[Task brief]
State how many lines of the entries hold the string "this", and output nothing but that count.

[Available data]
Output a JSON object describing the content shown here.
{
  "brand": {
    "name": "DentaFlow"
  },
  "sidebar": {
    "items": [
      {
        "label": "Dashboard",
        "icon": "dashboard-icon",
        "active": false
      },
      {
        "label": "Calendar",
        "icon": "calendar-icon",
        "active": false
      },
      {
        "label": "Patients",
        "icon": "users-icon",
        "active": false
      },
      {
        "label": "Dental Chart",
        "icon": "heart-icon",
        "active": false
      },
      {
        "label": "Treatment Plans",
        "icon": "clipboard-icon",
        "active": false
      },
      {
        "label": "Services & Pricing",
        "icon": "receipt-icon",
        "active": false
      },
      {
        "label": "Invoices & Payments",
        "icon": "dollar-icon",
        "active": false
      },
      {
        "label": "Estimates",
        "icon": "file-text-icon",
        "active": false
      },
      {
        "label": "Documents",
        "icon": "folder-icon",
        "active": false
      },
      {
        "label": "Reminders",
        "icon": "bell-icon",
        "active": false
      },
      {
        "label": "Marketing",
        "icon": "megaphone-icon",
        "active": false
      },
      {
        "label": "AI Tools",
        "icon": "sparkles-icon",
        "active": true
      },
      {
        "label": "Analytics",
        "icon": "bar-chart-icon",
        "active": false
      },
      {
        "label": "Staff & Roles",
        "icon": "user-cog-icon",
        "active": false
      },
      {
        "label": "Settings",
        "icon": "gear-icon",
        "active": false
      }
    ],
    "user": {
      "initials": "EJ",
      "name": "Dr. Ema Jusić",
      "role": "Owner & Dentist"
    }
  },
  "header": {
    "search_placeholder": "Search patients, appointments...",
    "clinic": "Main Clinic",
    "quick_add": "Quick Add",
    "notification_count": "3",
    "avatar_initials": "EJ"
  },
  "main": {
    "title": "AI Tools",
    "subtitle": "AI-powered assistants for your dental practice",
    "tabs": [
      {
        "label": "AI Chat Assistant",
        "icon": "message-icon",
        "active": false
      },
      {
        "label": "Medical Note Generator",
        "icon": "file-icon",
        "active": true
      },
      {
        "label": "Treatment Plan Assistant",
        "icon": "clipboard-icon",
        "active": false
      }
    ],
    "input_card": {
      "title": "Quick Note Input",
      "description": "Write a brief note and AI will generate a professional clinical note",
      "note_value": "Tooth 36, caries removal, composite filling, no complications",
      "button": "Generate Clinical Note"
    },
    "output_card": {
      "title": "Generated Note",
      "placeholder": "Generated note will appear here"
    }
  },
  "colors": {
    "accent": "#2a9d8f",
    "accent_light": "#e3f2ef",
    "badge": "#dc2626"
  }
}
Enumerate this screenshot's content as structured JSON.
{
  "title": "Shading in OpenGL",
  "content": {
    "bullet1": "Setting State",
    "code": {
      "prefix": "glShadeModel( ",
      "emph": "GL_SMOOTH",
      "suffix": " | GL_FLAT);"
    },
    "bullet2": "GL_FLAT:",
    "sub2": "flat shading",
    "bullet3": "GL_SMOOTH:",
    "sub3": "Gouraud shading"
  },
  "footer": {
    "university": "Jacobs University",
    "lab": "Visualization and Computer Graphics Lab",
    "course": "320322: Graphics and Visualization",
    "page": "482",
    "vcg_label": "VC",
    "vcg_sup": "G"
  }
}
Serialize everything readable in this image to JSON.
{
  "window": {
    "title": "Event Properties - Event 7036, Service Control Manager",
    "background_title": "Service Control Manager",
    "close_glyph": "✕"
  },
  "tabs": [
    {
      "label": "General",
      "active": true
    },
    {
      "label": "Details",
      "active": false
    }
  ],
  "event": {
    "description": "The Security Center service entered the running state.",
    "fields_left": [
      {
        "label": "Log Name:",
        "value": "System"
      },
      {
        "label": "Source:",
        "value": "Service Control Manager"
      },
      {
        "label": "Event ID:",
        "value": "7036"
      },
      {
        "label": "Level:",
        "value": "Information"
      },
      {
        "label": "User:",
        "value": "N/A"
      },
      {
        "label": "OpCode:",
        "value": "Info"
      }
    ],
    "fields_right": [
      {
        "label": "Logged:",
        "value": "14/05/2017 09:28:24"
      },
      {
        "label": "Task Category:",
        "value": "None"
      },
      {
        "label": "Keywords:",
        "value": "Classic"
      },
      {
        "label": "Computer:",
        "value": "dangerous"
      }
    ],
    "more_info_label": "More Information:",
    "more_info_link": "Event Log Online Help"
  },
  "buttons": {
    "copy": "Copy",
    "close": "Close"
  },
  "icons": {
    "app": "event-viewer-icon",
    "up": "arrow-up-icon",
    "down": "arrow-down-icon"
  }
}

[Problem solution]
2